What I hope will happen: Actually, I’d be perfectly happy if the current deluge of tablets turned into a mere trickle. We don’t need gazillions of tablets in 2012 What we need are more models that have a coherent reason for existing other than that there’s a tablet fad going on. These tablets should feel more polished and professional than certain 2011 models. And they must come from outfits which, unlike some (coughcoughHP), have enough courage to keep plugging away until they get it right.
What I fear will happen: As 2012 draws to a close, it still won’t be entirely clear that any company that isn’t Apple has figured out how to make a tablet with mass appeal.
What we can assume will happen: Patent wrangling involving major tech companies–especially ones that make smartphones and tablets–will continue to make plenty of news.
What I hope will happen: Some of the high-stakes cases currently hanging over the industry like gloomy little clouds will get resolved, one way or another. Companies such as Apple, Microsoft, Motorola and Samsung will decide that suing each other (or threatening to do so) is less fun and profitable than focusing on making cool stuff. Patent trolls will conclude that it’s harder to make money by blackmailing everybody else than they thought. In short, I hope that the patent mess gets less messy in 2012.
What I fear will happen: It’ll make news the way it did in 2011–by getting more messy.
So there you go. Remind me to revisit this column next December. With any luck, at least some of my dreams will pan out, and most of my fears won’t turn into ugly realities. But if none of the scenarios I outline above come to pass in 2012, don’t blame me. Didn’t I tell you that I do my best to avoid making predictions?

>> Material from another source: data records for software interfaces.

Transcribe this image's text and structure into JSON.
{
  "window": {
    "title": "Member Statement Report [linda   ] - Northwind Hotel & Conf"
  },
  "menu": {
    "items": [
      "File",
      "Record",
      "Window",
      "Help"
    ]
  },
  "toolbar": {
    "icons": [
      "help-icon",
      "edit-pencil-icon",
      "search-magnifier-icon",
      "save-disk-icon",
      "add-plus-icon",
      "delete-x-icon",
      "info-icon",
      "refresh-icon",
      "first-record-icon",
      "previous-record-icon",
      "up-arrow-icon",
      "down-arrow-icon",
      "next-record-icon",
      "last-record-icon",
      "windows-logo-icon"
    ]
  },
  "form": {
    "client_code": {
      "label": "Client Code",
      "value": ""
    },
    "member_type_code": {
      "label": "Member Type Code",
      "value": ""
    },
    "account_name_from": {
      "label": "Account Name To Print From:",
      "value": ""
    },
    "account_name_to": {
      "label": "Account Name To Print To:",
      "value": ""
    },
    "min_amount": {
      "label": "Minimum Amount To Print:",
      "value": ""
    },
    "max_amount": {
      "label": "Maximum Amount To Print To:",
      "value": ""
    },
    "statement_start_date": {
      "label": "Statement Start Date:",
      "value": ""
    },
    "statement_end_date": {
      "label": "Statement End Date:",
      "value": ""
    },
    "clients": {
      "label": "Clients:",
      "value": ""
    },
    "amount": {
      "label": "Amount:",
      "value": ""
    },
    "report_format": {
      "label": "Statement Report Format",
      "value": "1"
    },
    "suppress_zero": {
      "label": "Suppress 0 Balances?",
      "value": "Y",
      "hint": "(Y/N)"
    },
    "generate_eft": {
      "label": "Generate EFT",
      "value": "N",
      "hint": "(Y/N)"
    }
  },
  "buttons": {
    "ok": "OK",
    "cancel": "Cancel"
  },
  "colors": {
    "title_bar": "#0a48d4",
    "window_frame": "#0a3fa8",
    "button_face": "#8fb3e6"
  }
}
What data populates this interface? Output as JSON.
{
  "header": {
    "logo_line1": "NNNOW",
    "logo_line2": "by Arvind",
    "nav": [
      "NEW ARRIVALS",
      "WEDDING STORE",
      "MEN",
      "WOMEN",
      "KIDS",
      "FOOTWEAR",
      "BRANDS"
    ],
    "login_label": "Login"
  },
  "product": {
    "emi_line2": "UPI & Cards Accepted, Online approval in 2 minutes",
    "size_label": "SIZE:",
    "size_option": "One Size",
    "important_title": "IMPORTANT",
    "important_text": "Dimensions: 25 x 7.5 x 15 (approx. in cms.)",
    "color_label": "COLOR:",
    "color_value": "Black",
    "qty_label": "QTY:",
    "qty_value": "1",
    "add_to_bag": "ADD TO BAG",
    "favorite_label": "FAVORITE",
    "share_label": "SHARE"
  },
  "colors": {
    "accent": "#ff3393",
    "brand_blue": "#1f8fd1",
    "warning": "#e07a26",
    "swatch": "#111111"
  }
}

McCracken blogs about personal technology at Technologizer, which he founded in 2008 after nearly two decades as a tech journalist; on Twitter, he’s @harrymccracken. His column, also called Technologizer, appears every Thursday on TIME.com.